PlantVillage is an open access public resource at Penn State that aims to help smallholder farmers grow more food. Please consider donating LINK and helping us, help smallholder farmers. Donate Contribution PlantVillage is an open access public resource at Penn State that aims to help smallholder farmers grow more food. Content Content 1.
The Climate for a Korean Pear Tree
Explaining “Root Rot” - Neil Sperry's GARDENS
For European and hybrid pears. Vigorous, relatively tolerant of wet soils. Resistant to oak-root fungus. Long-lived trees reach ft. For European, Asian and flowering pears. Vigorous, widely adapted, disease-resistant. Winter hardy, tolerant of wet soils.
Explaining “Root Rot”
It is parasitic on oaks and other plant species, but if these plants are growing in our environment of moist winters and dry summers, this fungus is normally kept in check. However, if summer irrigation is provided, Armillaria can become an aggressive, deadly pathogen. Armillaria is an opportunist that will also attack plants that are under stress either by damage to the roots or because of improper watering.
The fungus can live many years as a saprophyte in soil, on infected stumps, roots, and other organic matter. It breaks down the lignin and cellulose in plant tissue.
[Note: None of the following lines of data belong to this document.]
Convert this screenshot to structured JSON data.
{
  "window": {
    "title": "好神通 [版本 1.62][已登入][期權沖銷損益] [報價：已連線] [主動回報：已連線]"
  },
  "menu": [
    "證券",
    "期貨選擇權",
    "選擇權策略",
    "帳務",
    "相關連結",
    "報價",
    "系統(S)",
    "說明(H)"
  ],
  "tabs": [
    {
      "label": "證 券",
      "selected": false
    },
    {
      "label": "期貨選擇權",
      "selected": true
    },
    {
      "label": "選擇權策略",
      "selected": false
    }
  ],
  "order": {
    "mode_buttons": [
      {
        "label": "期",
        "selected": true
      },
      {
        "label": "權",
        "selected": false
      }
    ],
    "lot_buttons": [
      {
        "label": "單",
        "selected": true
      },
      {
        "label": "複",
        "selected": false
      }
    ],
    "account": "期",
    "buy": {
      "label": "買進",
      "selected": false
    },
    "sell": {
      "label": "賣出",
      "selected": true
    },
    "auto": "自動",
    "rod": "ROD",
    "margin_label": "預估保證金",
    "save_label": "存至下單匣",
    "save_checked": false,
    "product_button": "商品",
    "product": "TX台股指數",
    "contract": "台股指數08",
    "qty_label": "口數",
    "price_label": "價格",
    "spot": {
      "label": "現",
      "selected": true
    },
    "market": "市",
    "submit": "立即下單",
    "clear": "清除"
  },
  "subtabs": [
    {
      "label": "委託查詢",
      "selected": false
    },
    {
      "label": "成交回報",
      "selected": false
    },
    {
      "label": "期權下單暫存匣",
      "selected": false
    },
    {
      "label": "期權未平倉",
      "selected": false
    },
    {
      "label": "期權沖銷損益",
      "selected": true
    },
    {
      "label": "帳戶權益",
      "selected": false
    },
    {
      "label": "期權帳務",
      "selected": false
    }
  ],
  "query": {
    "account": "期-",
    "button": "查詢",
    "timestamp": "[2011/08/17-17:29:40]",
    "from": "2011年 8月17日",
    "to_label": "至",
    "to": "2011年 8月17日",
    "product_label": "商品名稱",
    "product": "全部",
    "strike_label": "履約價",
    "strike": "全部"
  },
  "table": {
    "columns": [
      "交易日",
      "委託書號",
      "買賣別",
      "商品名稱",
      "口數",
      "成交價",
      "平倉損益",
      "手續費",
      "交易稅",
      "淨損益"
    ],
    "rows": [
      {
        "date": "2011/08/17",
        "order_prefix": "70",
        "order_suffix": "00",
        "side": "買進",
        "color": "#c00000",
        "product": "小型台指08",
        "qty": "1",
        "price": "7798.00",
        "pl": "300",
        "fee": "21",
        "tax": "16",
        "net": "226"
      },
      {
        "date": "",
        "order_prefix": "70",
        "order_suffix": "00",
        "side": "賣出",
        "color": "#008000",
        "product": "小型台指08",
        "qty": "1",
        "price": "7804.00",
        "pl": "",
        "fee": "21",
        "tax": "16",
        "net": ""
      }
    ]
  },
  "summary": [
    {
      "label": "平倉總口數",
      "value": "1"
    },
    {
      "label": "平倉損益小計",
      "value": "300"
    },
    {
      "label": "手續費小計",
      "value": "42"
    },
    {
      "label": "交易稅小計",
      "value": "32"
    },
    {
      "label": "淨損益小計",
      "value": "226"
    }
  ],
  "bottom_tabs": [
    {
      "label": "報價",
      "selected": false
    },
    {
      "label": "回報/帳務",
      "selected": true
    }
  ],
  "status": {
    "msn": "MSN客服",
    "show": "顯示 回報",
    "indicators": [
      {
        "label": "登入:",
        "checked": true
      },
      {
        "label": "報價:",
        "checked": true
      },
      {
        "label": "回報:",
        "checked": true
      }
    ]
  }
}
Natural oak-root infections will not threaten the native oak's life. A few roots may be infected, but the tree can replace them.